_TASK PROMPT_: Report how many lines in the data include "JSON", with the number as the only reply.

_TASK DATA_:
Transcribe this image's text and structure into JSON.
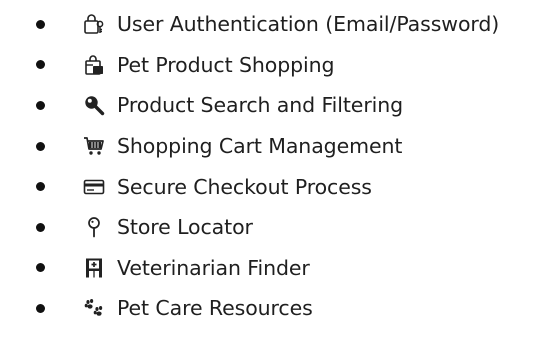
{
  "features": [
    {
      "icon": "locked-with-key-icon",
      "label": "User Authentication (Email/Password)"
    },
    {
      "icon": "shopping-bags-icon",
      "label": "Pet Product Shopping"
    },
    {
      "icon": "magnifying-glass-icon",
      "label": "Product Search and Filtering"
    },
    {
      "icon": "shopping-cart-icon",
      "label": "Shopping Cart Management"
    },
    {
      "icon": "credit-card-icon",
      "label": "Secure Checkout Process"
    },
    {
      "icon": "map-pin-icon",
      "label": "Store Locator"
    },
    {
      "icon": "hospital-icon",
      "label": "Veterinarian Finder"
    },
    {
      "icon": "paw-prints-icon",
      "label": "Pet Care Resources"
    }
  ]
}
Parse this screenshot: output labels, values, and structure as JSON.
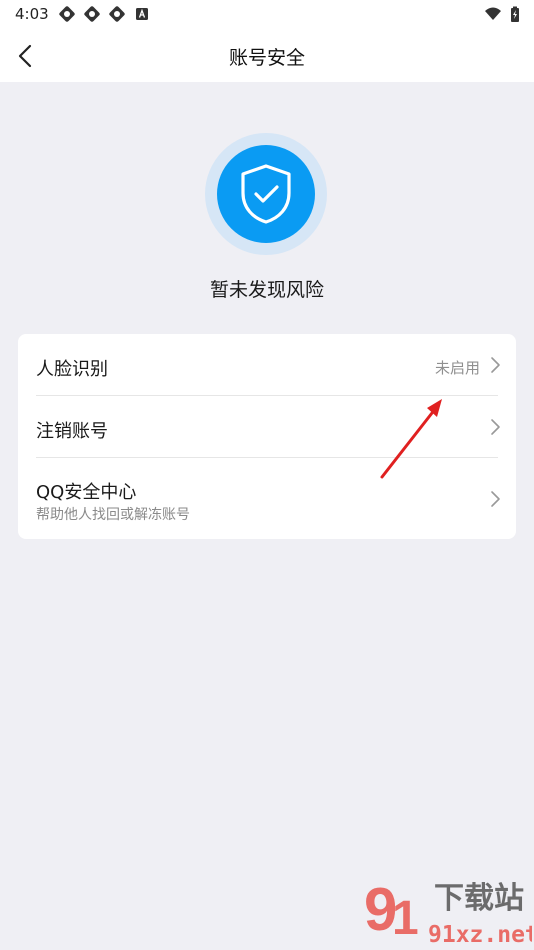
{
  "status_bar": {
    "time": "4:03",
    "icons": [
      "app-notification-icon",
      "app-notification-icon",
      "app-notification-icon",
      "a-notification-icon",
      "wifi-icon",
      "battery-charging-icon"
    ]
  },
  "header": {
    "title": "账号安全",
    "back_icon": "chevron-left-icon"
  },
  "hero": {
    "icon": "shield-check-icon",
    "status_text": "暂未发现风险",
    "colors": {
      "shield_blue": "#0a9bf3",
      "halo": "#d6e6f6"
    }
  },
  "settings": {
    "items": [
      {
        "title": "人脸识别",
        "value": "未启用",
        "icon": "chevron-right-icon"
      },
      {
        "title": "注销账号",
        "icon": "chevron-right-icon"
      },
      {
        "title": "QQ安全中心",
        "subtitle": "帮助他人找回或解冻账号",
        "icon": "chevron-right-icon"
      }
    ]
  },
  "annotation": {
    "icon": "red-arrow-icon",
    "color": "#e02020"
  },
  "watermark": {
    "text": "91下载站 91xz.net"
  }
}
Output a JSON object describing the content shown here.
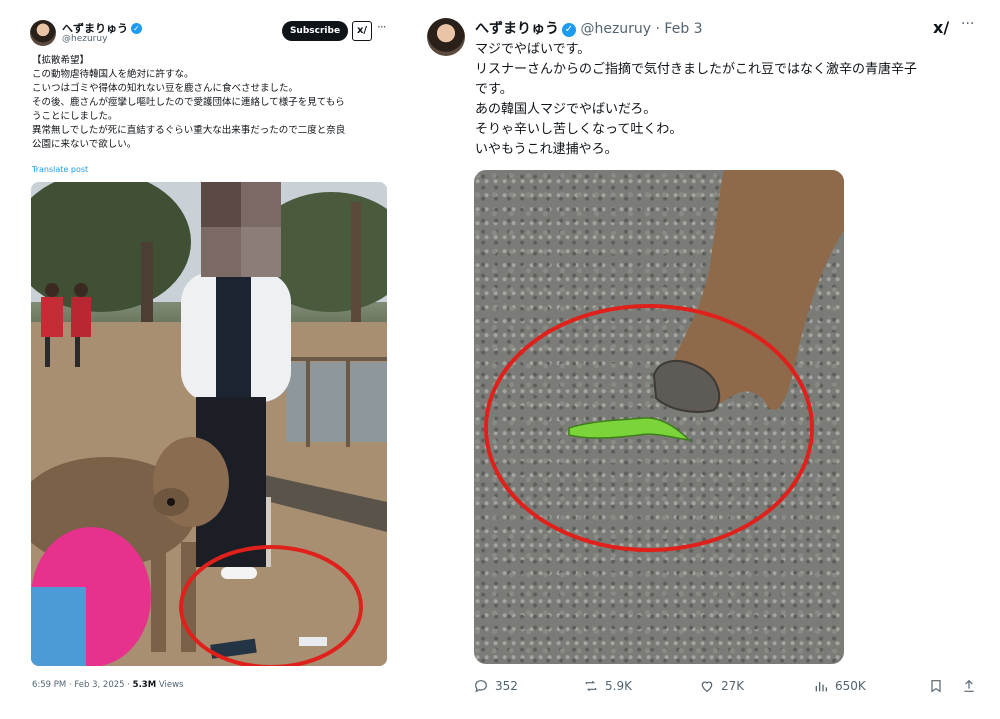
{
  "left_post": {
    "author_name": "へずまりゅう",
    "author_handle": "@hezuruy",
    "subscribe_label": "Subscribe",
    "grok_label": "x/",
    "more_label": "···",
    "text_lines": [
      "【拡散希望】",
      "この動物虐待韓国人を絶対に許すな。",
      "こいつはゴミや得体の知れない豆を鹿さんに食べさせました。",
      "その後、鹿さんが痙攣し嘔吐したので愛護団体に連絡して様子を見てもら",
      "うことにしました。",
      "異常無しでしたが死に直結するぐらい重大な出来事だったので二度と奈良",
      "公園に来ないで欲しい。"
    ],
    "translate_label": "Translate post",
    "meta_time": "6:59 PM · Feb 3, 2025 · ",
    "meta_views": "5.3M",
    "meta_views_label": " Views"
  },
  "right_post": {
    "author_name": "へずまりゅう",
    "author_handle": "@hezuruy",
    "date": "· Feb 3",
    "grok_label": "x/",
    "more_label": "···",
    "text_lines": [
      "マジでやばいです。",
      "リスナーさんからのご指摘で気付きましたがこれ豆ではなく激辛の青唐辛子",
      "です。",
      "あの韓国人マジでやばいだろ。",
      "そりゃ辛いし苦しくなって吐くわ。",
      "いやもうこれ逮捕やろ。"
    ],
    "actions": {
      "replies": "352",
      "reposts": "5.9K",
      "likes": "27K",
      "views": "650K"
    }
  },
  "colors": {
    "accent": "#1d9bf0",
    "annotation_circle": "#e0201b"
  },
  "icons": [
    "verified-badge-icon",
    "grok-icon",
    "more-icon",
    "reply-icon",
    "repost-icon",
    "like-icon",
    "views-icon",
    "bookmark-icon",
    "share-icon"
  ]
}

_OUTPUT OF THE TASK_: 3